6. The Sims. “So, so, so deep! I can hardly think of a more interesting and ambitious construct (except perhaps Spore, but it did not work out as well) than a game about building a family, and then a community. It blows my mind.” Will Wright (American, born 1960). Publisher: Electronic Arts. 2000. Video game. Gift of Electronic Arts. © 2012 Electronic Arts.
7. Vib-Ribbon. “This is a lovely game that responds to the music the player chooses (the ‘preassigned’ demo plays to a haunting tune that reminds me of Jay-Z’s ‘Hard Knock Life’). But more than anything, its minimal graphics remind me of a cartoon I grew up with in Italy, Osvaldo Cavandoli’s La Linea.” Masaya Matsuura (Japanese, born 1961). Publisher: Sony Computer Entertainment Inc. 1997-1999. video game. Gift of Sony Computer Entertainment Inc. © 1999 Sony Computer Entertainment Inc.

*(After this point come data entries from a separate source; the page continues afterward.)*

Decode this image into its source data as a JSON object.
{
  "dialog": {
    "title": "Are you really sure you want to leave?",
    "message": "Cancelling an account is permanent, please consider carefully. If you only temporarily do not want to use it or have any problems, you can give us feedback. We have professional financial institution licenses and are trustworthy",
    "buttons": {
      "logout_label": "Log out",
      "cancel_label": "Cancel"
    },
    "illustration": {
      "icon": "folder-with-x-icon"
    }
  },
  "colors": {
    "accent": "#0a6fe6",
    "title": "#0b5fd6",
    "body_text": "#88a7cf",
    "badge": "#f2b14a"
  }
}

8. Katamari Damacy. “In interaction design, Katamari Damacy represents the power of pure, unadulterated, good delight — of course supported by strong code and spatial and narrative sense. I have not met a soul who does not smile when the name of the game is mentioned.” Keita Takahashi (Japanese, born 1975). Publisher: NAMCO BANDAI Games Inc. 2003. Video game. Gift of NAMCO BANDAI Games Inc. © 2012 NAMCO BANDAI Games Inc.
9. EVE Online. “Superbly designed, in continuous evolution and as compelling as a great sci-fi saga, EVE is a great example of collective strategy. It also sports a great and generous community that helped us work on the display in the galleries.” CCP Games (Iceland, est. 1997). 2003. Video game. Gift of CCP hf. © 2012 CCP hf.

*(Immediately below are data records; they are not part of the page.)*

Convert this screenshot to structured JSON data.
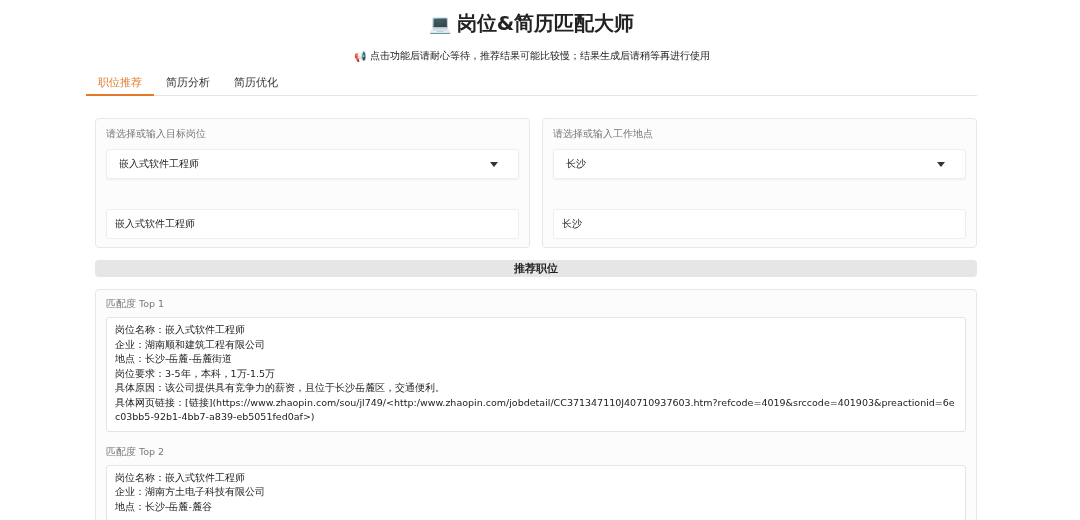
{
  "header": {
    "icon": "💻",
    "title": "岗位&简历匹配大师",
    "notice_icon": "📢",
    "notice": "点击功能后请耐心等待，推荐结果可能比较慢；结果生成后请稍等再进行使用"
  },
  "tabs": [
    {
      "label": "职位推荐",
      "selected": true
    },
    {
      "label": "简历分析",
      "selected": false
    },
    {
      "label": "简历优化",
      "selected": false
    }
  ],
  "inputs": [
    {
      "label": "请选择或输入目标岗位",
      "dropdown_value": "嵌入式软件工程师",
      "text_value": "嵌入式软件工程师"
    },
    {
      "label": "请选择或输入工作地点",
      "dropdown_value": "长沙",
      "text_value": "长沙"
    }
  ],
  "submit_button": "推荐职位",
  "results": [
    {
      "label": "匹配度 Top 1",
      "lines": [
        "岗位名称：嵌入式软件工程师",
        "企业：湖南顺和建筑工程有限公司",
        "地点：长沙-岳麓-岳麓街道",
        "岗位要求：3-5年，本科，1万-1.5万",
        "具体原因：该公司提供具有竞争力的薪资，且位于长沙岳麓区，交通便利。",
        "具体网页链接：[链接](https://www.zhaopin.com/sou/jl749/<http:/www.zhaopin.com/jobdetail/CC371347110J40710937603.htm?refcode=4019&srccode=401903&preactionid=6ec03bb5-92b1-4bb7-a839-eb5051fed0af>)"
      ]
    },
    {
      "label": "匹配度 Top 2",
      "lines": [
        "岗位名称：嵌入式软件工程师",
        "企业：湖南方土电子科技有限公司",
        "地点：长沙-岳麓-麓谷"
      ]
    }
  ]
}
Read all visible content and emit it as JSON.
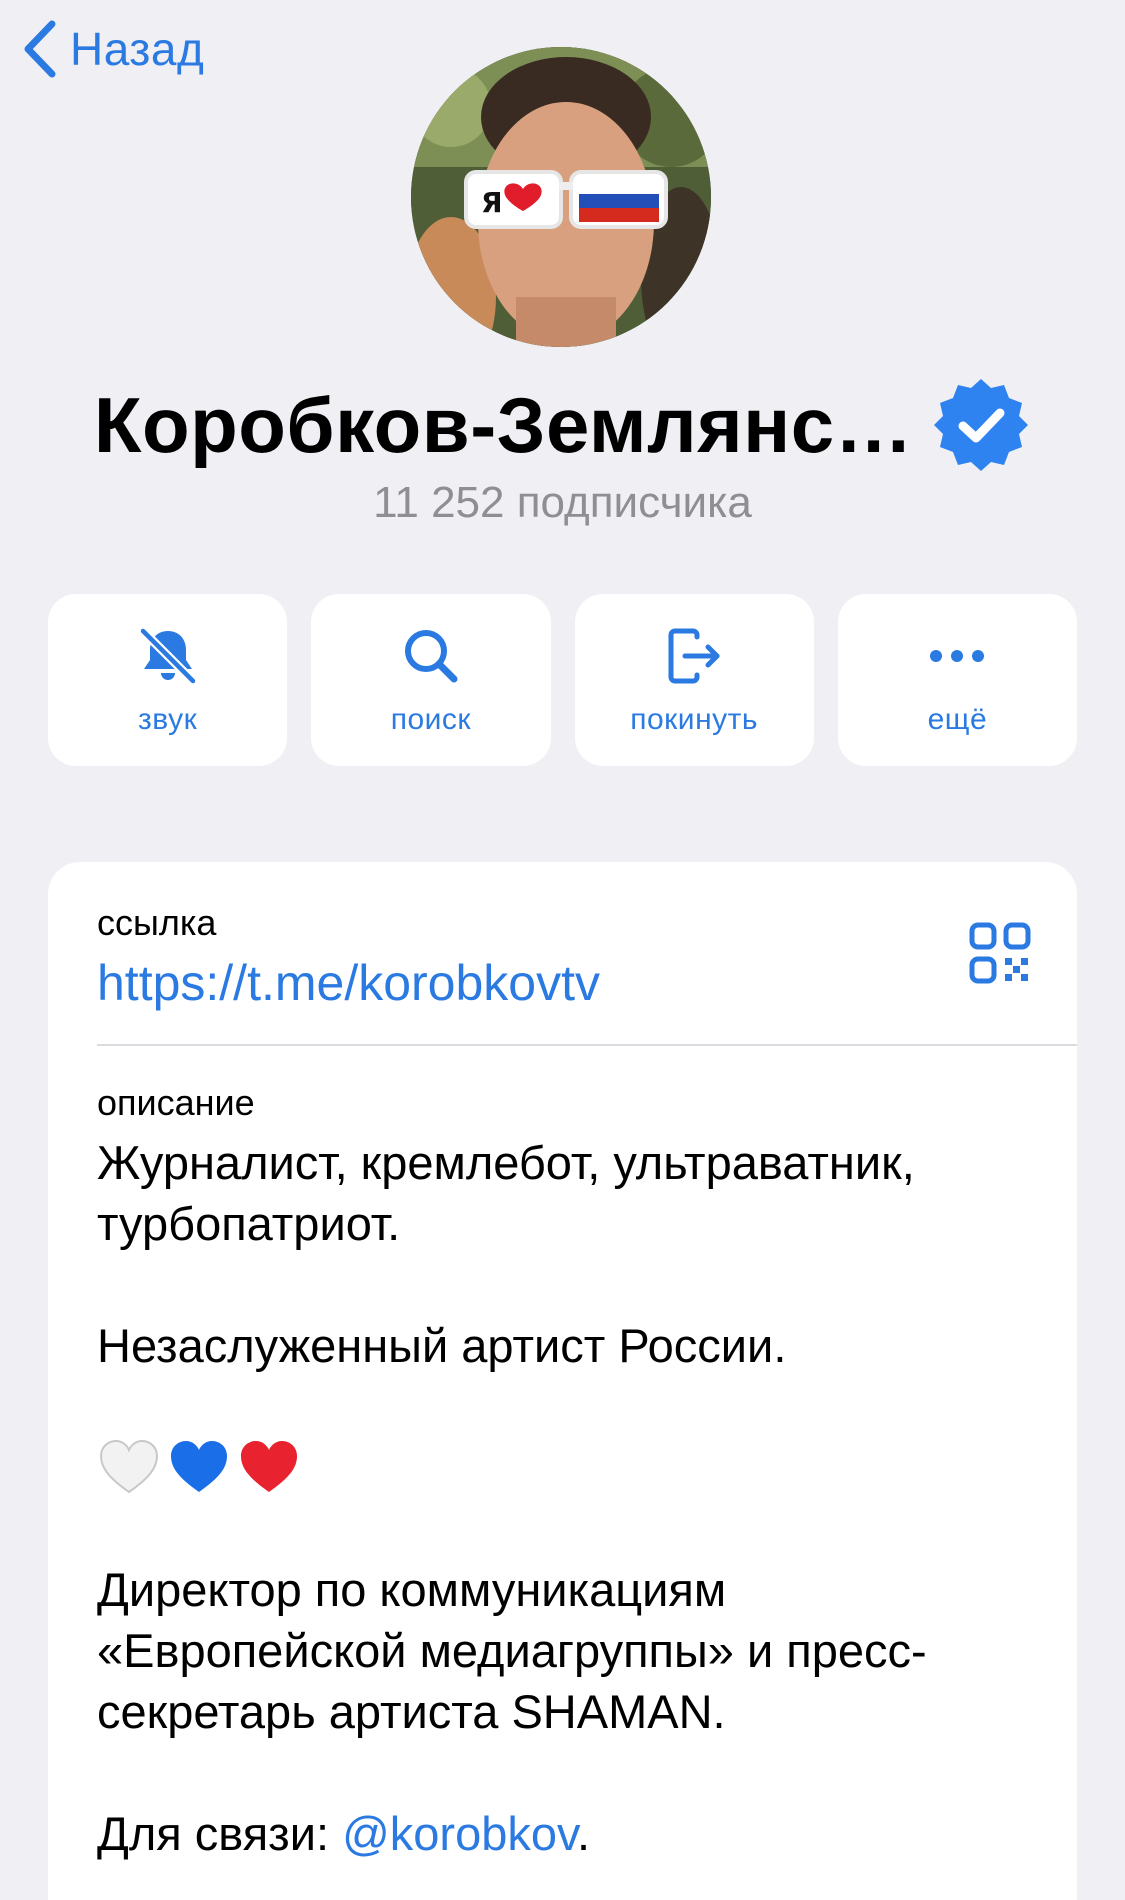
{
  "nav": {
    "back_label": "Назад"
  },
  "channel": {
    "name": "Коробков-Землянс…",
    "subscribers": "11 252 подписчика"
  },
  "actions": [
    {
      "label": "звук",
      "icon": "bell-muted-icon"
    },
    {
      "label": "поиск",
      "icon": "search-icon"
    },
    {
      "label": "покинуть",
      "icon": "leave-icon"
    },
    {
      "label": "ещё",
      "icon": "more-icon"
    }
  ],
  "info": {
    "link_label": "ссылка",
    "link_value": "https://t.me/korobkovtv",
    "description_label": "описание",
    "description_line1": "Журналист, кремлебот, ультраватник, турбопатриот.",
    "description_line2": "Незаслуженный артист России.",
    "description_line3": "Директор по коммуникациям «Европейской медиагруппы» и пресс-секретарь артиста SHAMAN.",
    "contact_prefix": "Для связи: ",
    "contact_handle": "@korobkov",
    "contact_suffix": "."
  },
  "avatar_glasses_text": "Я",
  "colors": {
    "accent": "#2a7ae2",
    "background": "#efeff4",
    "secondary_text": "#8e8e93"
  }
}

10. Dwarf Fortress. “The ASCII graphics! Devastatingly elegant. That’s what won us over. Not to mention the super-high IQ barrier of entry. We are watching from a window. When the Adams brothers showed up at the EVE Online fanfest in Rejkyavik, people went crazy. It’s a gamers’ game.” Tarn Adams (American, born 1978) and Zach Adams (American, born 1975). 2006. Video game. Gift of the designers. © 2012 Tarn Adams.

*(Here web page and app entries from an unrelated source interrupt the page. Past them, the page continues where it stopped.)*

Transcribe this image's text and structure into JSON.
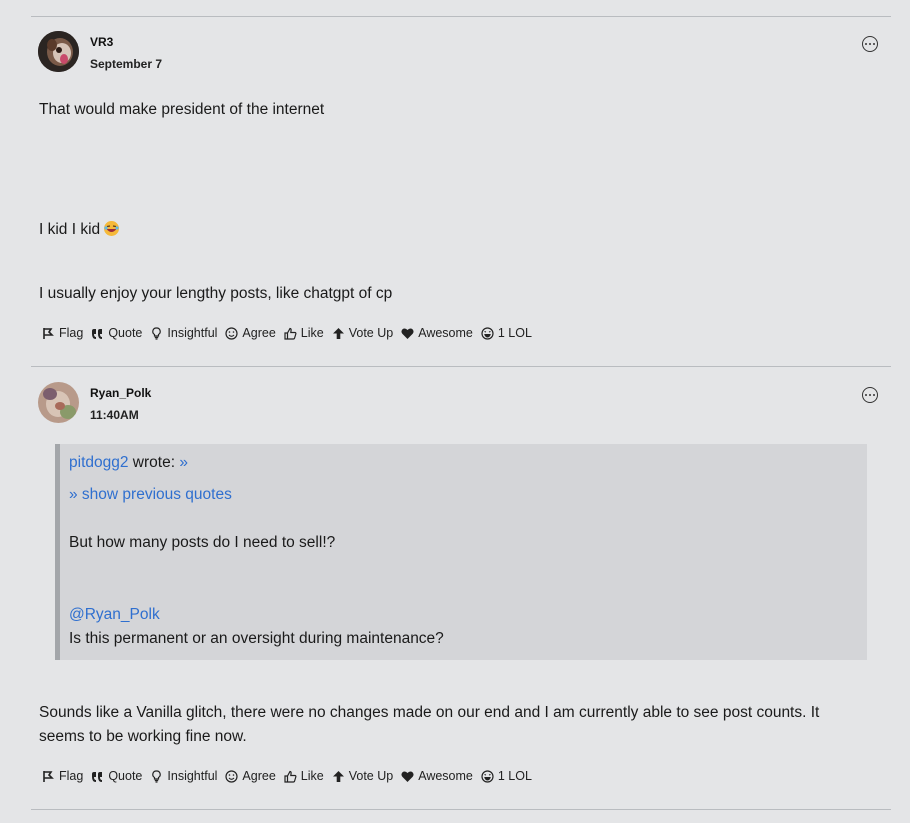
{
  "posts": [
    {
      "username": "VR3",
      "date": "September 7",
      "lines": [
        "That would make president of the internet",
        "I kid I kid",
        "I usually enjoy your lengthy posts, like chatgpt of cp"
      ],
      "emoji_icon": "laughing-emoji-icon",
      "actions": [
        "Flag",
        "Quote",
        "Insightful",
        "Agree",
        "Like",
        "Vote Up",
        "Awesome",
        "1 LOL"
      ]
    },
    {
      "username": "Ryan_Polk",
      "date": "11:40AM",
      "quote": {
        "author": "pitdogg2",
        "wrote": "wrote:",
        "jump": "»",
        "show_previous": "» show previous quotes",
        "text": "But how many posts do I need to sell!?",
        "mention": "@Ryan_Polk",
        "text2": "Is this permanent or an oversight during maintenance?"
      },
      "lines": [
        "Sounds like a Vanilla glitch, there were no changes made on our end and I am currently able to see post counts. It",
        "seems to be working fine now."
      ],
      "actions": [
        "Flag",
        "Quote",
        "Insightful",
        "Agree",
        "Like",
        "Vote Up",
        "Awesome",
        "1 LOL"
      ]
    }
  ],
  "colors": {
    "background": "#e4e5e7",
    "link": "#2f6fcf",
    "quote_bg": "#d4d5d8"
  }
}
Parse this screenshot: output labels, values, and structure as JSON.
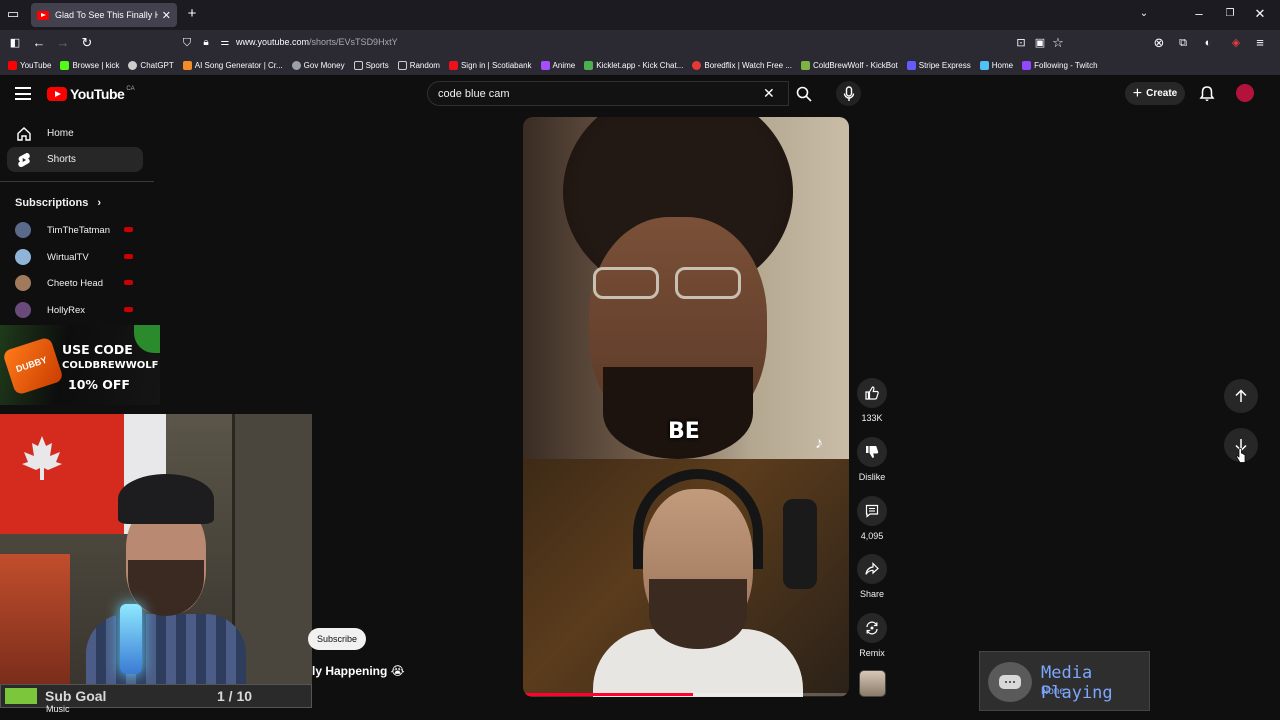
{
  "browser": {
    "tab_title": "Glad To See This Finally Ha",
    "url_host": "www.youtube.com",
    "url_path": "/shorts/EVsTSD9HxtY",
    "bookmarks": [
      {
        "label": "YouTube",
        "color": "#ff0000"
      },
      {
        "label": "Browse | kick",
        "color": "#53fc18"
      },
      {
        "label": "ChatGPT",
        "color": "#cccccc"
      },
      {
        "label": "AI Song Generator | Cr...",
        "color": "#f28c28"
      },
      {
        "label": "Gov Money",
        "color": "#9aa0a6"
      },
      {
        "label": "Sports",
        "color": "#9aa0a6"
      },
      {
        "label": "Random",
        "color": "#9aa0a6"
      },
      {
        "label": "Sign in | Scotiabank",
        "color": "#ec111a"
      },
      {
        "label": "Anime",
        "color": "#a64dff"
      },
      {
        "label": "Kicklet.app - Kick Chat...",
        "color": "#4caf50"
      },
      {
        "label": "Boredflix | Watch Free ...",
        "color": "#e53935"
      },
      {
        "label": "ColdBrewWolf - KickBot",
        "color": "#7cb342"
      },
      {
        "label": "Stripe Express",
        "color": "#635bff"
      },
      {
        "label": "Home",
        "color": "#4fc3f7"
      },
      {
        "label": "Following - Twitch",
        "color": "#9146ff"
      }
    ]
  },
  "youtube": {
    "logo_text": "YouTube",
    "logo_country": "CA",
    "search_value": "code blue cam",
    "create_label": "Create"
  },
  "sidebar": {
    "items": [
      {
        "label": "Home"
      },
      {
        "label": "Shorts"
      }
    ],
    "subscriptions_heading": "Subscriptions",
    "subscriptions": [
      {
        "name": "TimTheTatman",
        "color": "#5a6a8a"
      },
      {
        "name": "WirtualTV",
        "color": "#8fb4d8"
      },
      {
        "name": "Cheeto Head",
        "color": "#a07a5a"
      },
      {
        "name": "HollyRex",
        "color": "#6a4a7a"
      }
    ]
  },
  "ad": {
    "line1": "USE CODE",
    "line2": "COLDBREWWOLF",
    "line3": "10% OFF"
  },
  "overlay": {
    "subscribe_label": "Subscribe",
    "short_title": "ly Happening 😭",
    "sub_goal_label": "Sub Goal",
    "sub_goal_count": "1 / 10",
    "sub_goal_fraction": 0.1,
    "music_label": "Music"
  },
  "short": {
    "caption": "BE",
    "progress_fraction": 0.52,
    "likes": "133K",
    "dislike_label": "Dislike",
    "comments": "4,095",
    "share_label": "Share",
    "remix_label": "Remix"
  },
  "media_widget": {
    "title": "Media Playing",
    "subtitle": "None"
  }
}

11. Portal. “The spatial progression of the story — an MC Escher-like maze — is groundbreaking. And the protagonist, Chell, is a woman.” Valve (USA, est. 1996). 2005-2007. Video game. Gift of Valve. © 2012 Valve.
12. flOw. “Creator Jenova Chen is a master in the game of surprising experiences — like being a sea creature, or the wind — but we were also interested in the Dynamic Difficulty Adjustment AI system, which enables a game to automatically adjust to a player’s abilities.” Jenova (Xinghan) Chen (Chinese, born 1981) and Nick Clark (American, born 1984). Publisher: thatgamecompany. 2007. Video game. Gift of Jenova Chen, Nick Clark, and Austin Wintory of thatgamecompany. © 2012 thatgamecompany.
13. Passage. “You have five minutes, you live, you grow old, you die, and there is no extra life. Along the way, you make choices. For instance, if you choose to have a partner, life will be more complicated but longer. Quite existentialist.” Jason Rohrer (American, born 1977). 2007. Video game. Gift of the designer. Image courtesy Brandon Boyer.
14. Canabalt. “A classic side-scroll runner in black and white, Canabalt has sophisticated indie cred and takes very little memory, but it exploits all the tricks of the contemporary trade in ways that transpire in its ‘buglessness’.” Adam Saltsman (American, born 1982). Music by Daniel Baranowsky (American, born 1984). Video game. 2009. Gift of the designer.